If you wanted to spend two weeks cycling through Denmark, you’ve just missed a good chance. A research team at the University of Copenhagen arranged just a 2700 kilometer cycling trip, to study how older people respond to exercise. The scientists measured the metabolism of the bikers and found a problem, although not necessarily the problem most people would have anticipated.
Their definition of “older people” involved a lot of wiggle room. The group doing the trip included 71-year-olds, but also included people as young as 46—which only counts as “senior” if you’re at a Justin Bieber concert or trying to found a start-up. However widespread the sample of ages, the group did find something interesting: The test group had a problem increasing how much they ate as they exercised more.
We all have a basal metabolism—the rate at which we expend energy when we’re just sitting around. During the trip, the older biker’s metabolisms went up to four times their basal metabolism. This is a good sign. It puts them only slightly behind Tour de France cyclists, who expend up to 4.3 times their basal metabolism.
Tour de France cyclists are able to up their food intake to catch up with the energy they’re expending. These bikers didn’t. They were hungry—or as the study puts it, they had “increased motivation to eat”—but they couldn’t put away enough food to compensate for the rate at which they were burning energy. It was only a two-week study, and it’s possible that, given time to adjust, the older bikers could start eating more or biking less. If there’s a real barrier to eating enough food as we age, that presents a problem for people who want to be very active when they’re older.
On the other hand, it’s possible that this is a perfect outcome for Americans.

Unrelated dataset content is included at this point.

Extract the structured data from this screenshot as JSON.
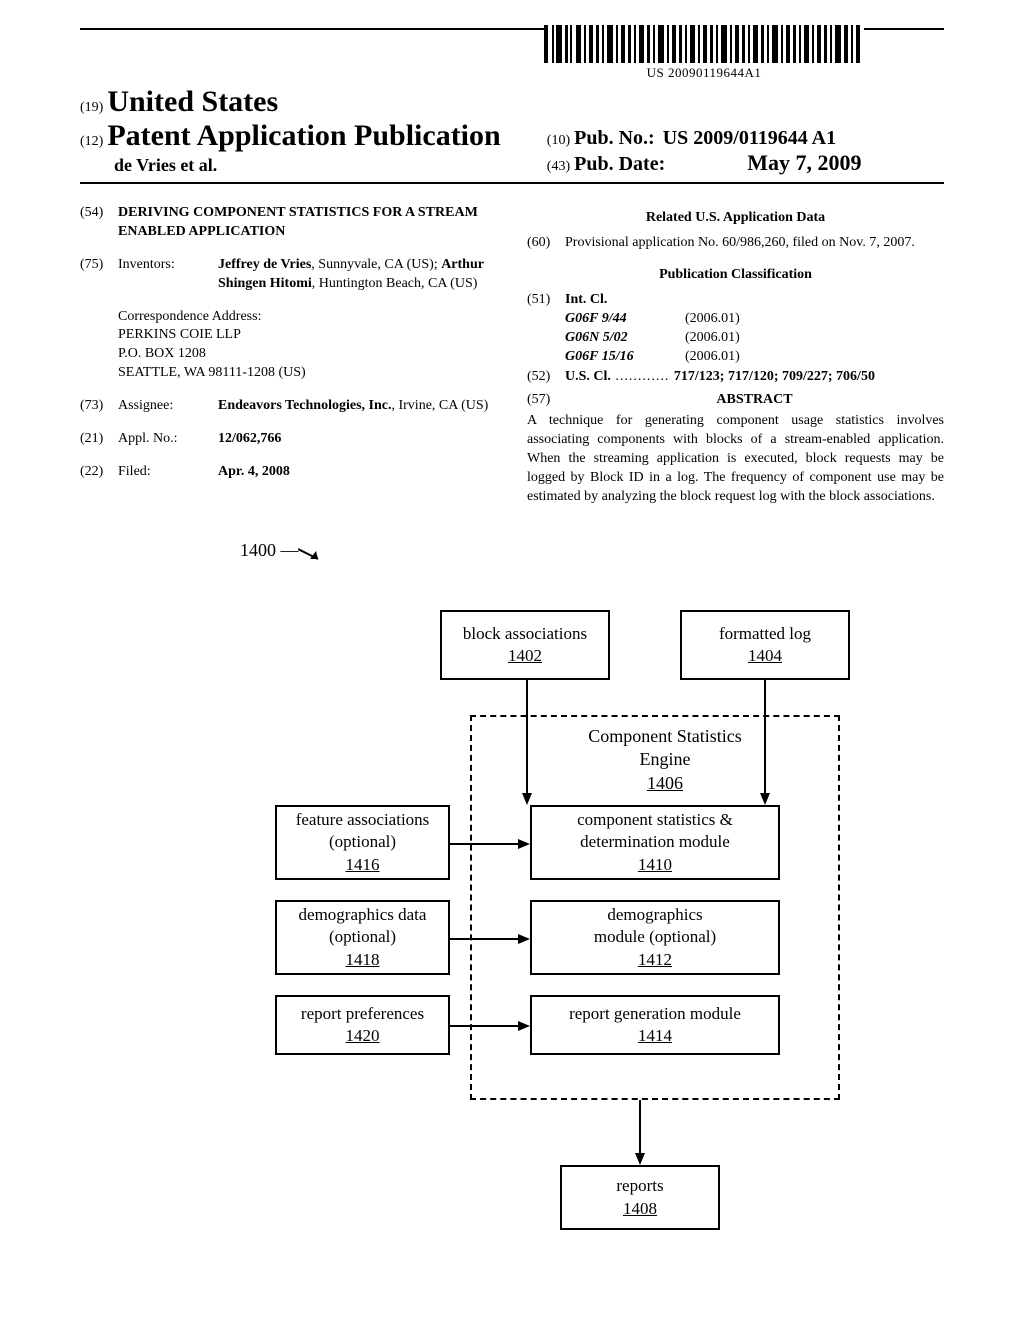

The Danes might fall behind when it comes to energy intake—but we can always eat more.